Supplied records =>

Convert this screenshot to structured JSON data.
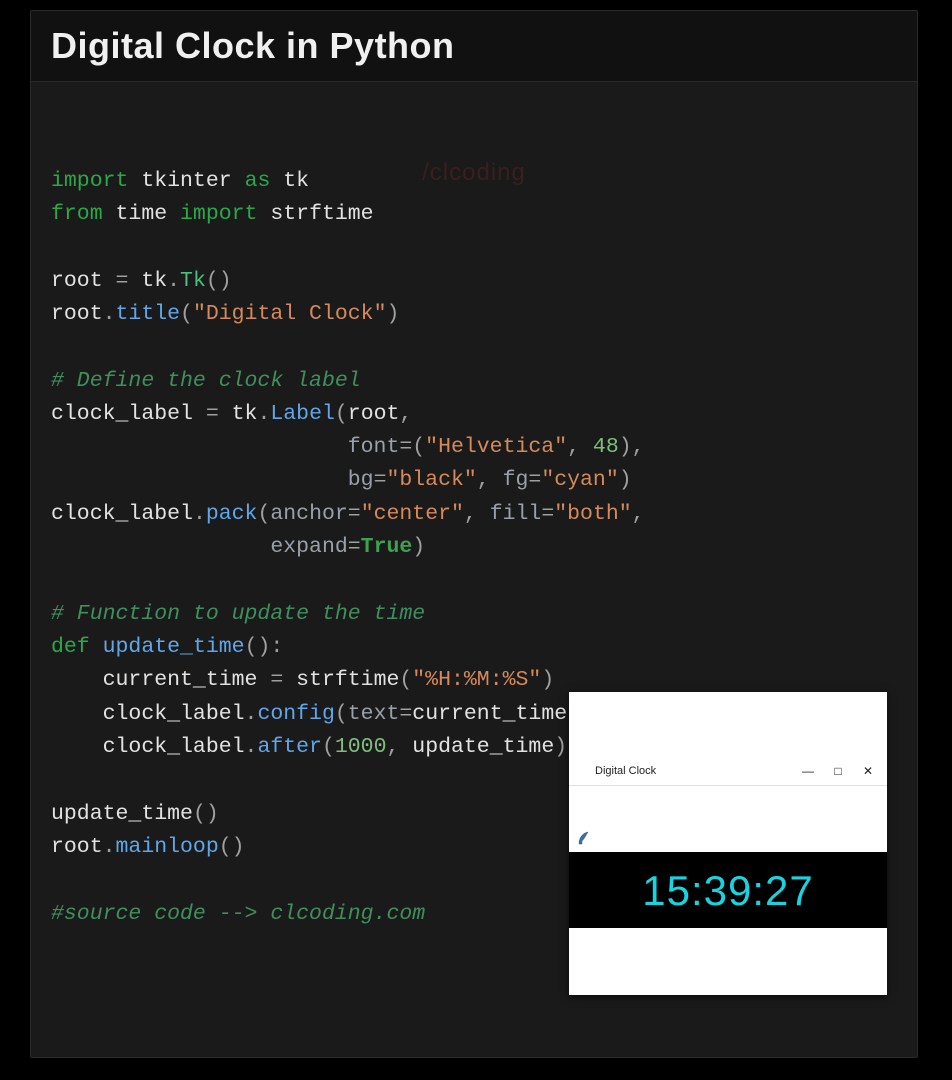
{
  "title": "Digital Clock in Python",
  "watermark": "/clcoding",
  "code": {
    "l1_import": "import",
    "l1_tk": "tkinter",
    "l1_as": "as",
    "l1_alias": "tk",
    "l2_from": "from",
    "l2_time": "time",
    "l2_import": "import",
    "l2_strf": "strftime",
    "l4_root": "root",
    "l4_eq": "=",
    "l4_tk": "tk",
    "l4_dot": ".",
    "l4_Tk": "Tk",
    "l4_paren": "()",
    "l5_root": "root",
    "l5_dot": ".",
    "l5_title": "title",
    "l5_open": "(",
    "l5_str": "\"Digital Clock\"",
    "l5_close": ")",
    "c1": "# Define the clock label",
    "l7_cl": "clock_label",
    "l7_eq": "=",
    "l7_tk": "tk",
    "l7_dot": ".",
    "l7_Label": "Label",
    "l7_open": "(",
    "l7_root": "root",
    "l7_comma": ",",
    "l8_font": "font",
    "l8_eq": "=",
    "l8_p1": "(",
    "l8_helv": "\"Helvetica\"",
    "l8_c": ",",
    "l8_num": "48",
    "l8_p2": ")",
    "l8_comma": ",",
    "l9_bg": "bg",
    "l9_eq": "=",
    "l9_black": "\"black\"",
    "l9_c": ",",
    "l9_fg": "fg",
    "l9_eq2": "=",
    "l9_cyan": "\"cyan\"",
    "l9_close": ")",
    "l10_cl": "clock_label",
    "l10_dot": ".",
    "l10_pack": "pack",
    "l10_open": "(",
    "l10_anchor": "anchor",
    "l10_eq": "=",
    "l10_center": "\"center\"",
    "l10_c": ",",
    "l10_fill": "fill",
    "l10_eq2": "=",
    "l10_both": "\"both\"",
    "l10_c2": ",",
    "l11_expand": "expand",
    "l11_eq": "=",
    "l11_true": "True",
    "l11_close": ")",
    "c2": "# Function to update the time",
    "l13_def": "def",
    "l13_ut": "update_time",
    "l13_rest": "():",
    "l14_ct": "current_time",
    "l14_eq": "=",
    "l14_strf": "strftime",
    "l14_open": "(",
    "l14_fmt": "\"%H:%M:%S\"",
    "l14_close": ")",
    "l15_cl": "clock_label",
    "l15_dot": ".",
    "l15_config": "config",
    "l15_open": "(",
    "l15_text": "text",
    "l15_eq": "=",
    "l15_ct": "current_time",
    "l15_close": ")",
    "l16_cl": "clock_label",
    "l16_dot": ".",
    "l16_after": "after",
    "l16_open": "(",
    "l16_num": "1000",
    "l16_c": ",",
    "l16_ut": "update_time",
    "l16_close": ")",
    "l18_ut": "update_time",
    "l18_paren": "()",
    "l19_root": "root",
    "l19_dot": ".",
    "l19_ml": "mainloop",
    "l19_paren": "()",
    "c3": "#source code --> clcoding.com"
  },
  "clock_window": {
    "title": "Digital Clock",
    "time": "15:39:27",
    "minimize": "—",
    "maximize": "□",
    "close": "✕"
  }
}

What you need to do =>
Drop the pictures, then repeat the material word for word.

Task result =>
Convert this screenshot to structured JSON data.
{
  "title": "Digital Clock in Python",
  "watermark": "/clcoding",
  "code": {
    "l1_import": "import",
    "l1_tk": "tkinter",
    "l1_as": "as",
    "l1_alias": "tk",
    "l2_from": "from",
    "l2_time": "time",
    "l2_import": "import",
    "l2_strf": "strftime",
    "l4_root": "root",
    "l4_eq": "=",
    "l4_tk": "tk",
    "l4_dot": ".",
    "l4_Tk": "Tk",
    "l4_paren": "()",
    "l5_root": "root",
    "l5_dot": ".",
    "l5_title": "title",
    "l5_open": "(",
    "l5_str": "\"Digital Clock\"",
    "l5_close": ")",
    "c1": "# Define the clock label",
    "l7_cl": "clock_label",
    "l7_eq": "=",
    "l7_tk": "tk",
    "l7_dot": ".",
    "l7_Label": "Label",
    "l7_open": "(",
    "l7_root": "root",
    "l7_comma": ",",
    "l8_font": "font",
    "l8_eq": "=",
    "l8_p1": "(",
    "l8_helv": "\"Helvetica\"",
    "l8_c": ",",
    "l8_num": "48",
    "l8_p2": ")",
    "l8_comma": ",",
    "l9_bg": "bg",
    "l9_eq": "=",
    "l9_black": "\"black\"",
    "l9_c": ",",
    "l9_fg": "fg",
    "l9_eq2": "=",
    "l9_cyan": "\"cyan\"",
    "l9_close": ")",
    "l10_cl": "clock_label",
    "l10_dot": ".",
    "l10_pack": "pack",
    "l10_open": "(",
    "l10_anchor": "anchor",
    "l10_eq": "=",
    "l10_center": "\"center\"",
    "l10_c": ",",
    "l10_fill": "fill",
    "l10_eq2": "=",
    "l10_both": "\"both\"",
    "l10_c2": ",",
    "l11_expand": "expand",
    "l11_eq": "=",
    "l11_true": "True",
    "l11_close": ")",
    "c2": "# Function to update the time",
    "l13_def": "def",
    "l13_ut": "update_time",
    "l13_rest": "():",
    "l14_ct": "current_time",
    "l14_eq": "=",
    "l14_strf": "strftime",
    "l14_open": "(",
    "l14_fmt": "\"%H:%M:%S\"",
    "l14_close": ")",
    "l15_cl": "clock_label",
    "l15_dot": ".",
    "l15_config": "config",
    "l15_open": "(",
    "l15_text": "text",
    "l15_eq": "=",
    "l15_ct": "current_time",
    "l15_close": ")",
    "l16_cl": "clock_label",
    "l16_dot": ".",
    "l16_after": "after",
    "l16_open": "(",
    "l16_num": "1000",
    "l16_c": ",",
    "l16_ut": "update_time",
    "l16_close": ")",
    "l18_ut": "update_time",
    "l18_paren": "()",
    "l19_root": "root",
    "l19_dot": ".",
    "l19_ml": "mainloop",
    "l19_paren": "()",
    "c3": "#source code --> clcoding.com"
  },
  "clock_window": {
    "title": "Digital Clock",
    "time": "15:39:27",
    "minimize": "—",
    "maximize": "□",
    "close": "✕"
  }
}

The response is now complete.